Ostensibly focused on broad issues of debt and deficit, the Columbia curriculum kicks off with a chapter on “Social Security and the National Debt.” This despite the fact that Social Security doesn’t contribute a dime to debt. In fact, the program has a $2.6 trillion surplus stashed in Treasury notes - which means the government borrows from Social Security, not the other way around. By law, Social Security can’t borrow a dime.
The curriculum purports to reach for balance, urging students to contemplate a “wide range of thinking.” But it fails to frame Social Security for what it really is - a social insurance system paying benefits earned through worker contributions. Instead, it hints that Social Security might really be a welfare program: “Others believe it is a moral obligation for a society to provide for its neediest citizens.”
Columbia also states incorrectly that Social Security is “currently in a cash-flow deficit.” While Social Security has been paying out more than its receives from FICA taxes, it’s still comfortable cash positive when you include bond redemptions and interest, and income taxes paid by some beneficiaries. On that basis, Social Security has adequate cash flow for the next 25 years.
Peterson funded a similar project for college students called “Students Face Up to the Nation’s Finances.” Public Agenda, a respected nonpartisan public opinion research and public engagement organization, received a $500,000 grant from Peterson for that curriculum project.
Doubts among the young about Social Security aren’t new.

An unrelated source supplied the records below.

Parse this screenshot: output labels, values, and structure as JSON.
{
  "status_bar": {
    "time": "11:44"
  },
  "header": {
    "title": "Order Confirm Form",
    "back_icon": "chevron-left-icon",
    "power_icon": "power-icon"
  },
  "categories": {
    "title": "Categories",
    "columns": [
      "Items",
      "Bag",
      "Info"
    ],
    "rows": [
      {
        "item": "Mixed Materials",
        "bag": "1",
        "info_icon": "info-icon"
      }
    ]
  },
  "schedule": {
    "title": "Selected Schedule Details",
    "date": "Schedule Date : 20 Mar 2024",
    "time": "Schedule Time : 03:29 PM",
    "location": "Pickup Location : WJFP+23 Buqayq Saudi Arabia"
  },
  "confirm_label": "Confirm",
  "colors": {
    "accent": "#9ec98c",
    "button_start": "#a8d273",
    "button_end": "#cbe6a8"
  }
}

The worry level shot up after the program went through a financial crisis in the early 1980s, and has never since receded.
But Edwards finds that attitudes among the young vary. “If you are a child of a retired person, or you’ve received survivor or disability benefits, you probably are more knowledgeable about Social Security and why it’s important,” she says.
“Otherwise, when you’re 23, you probably think you’ll never be dependent on the government for anything”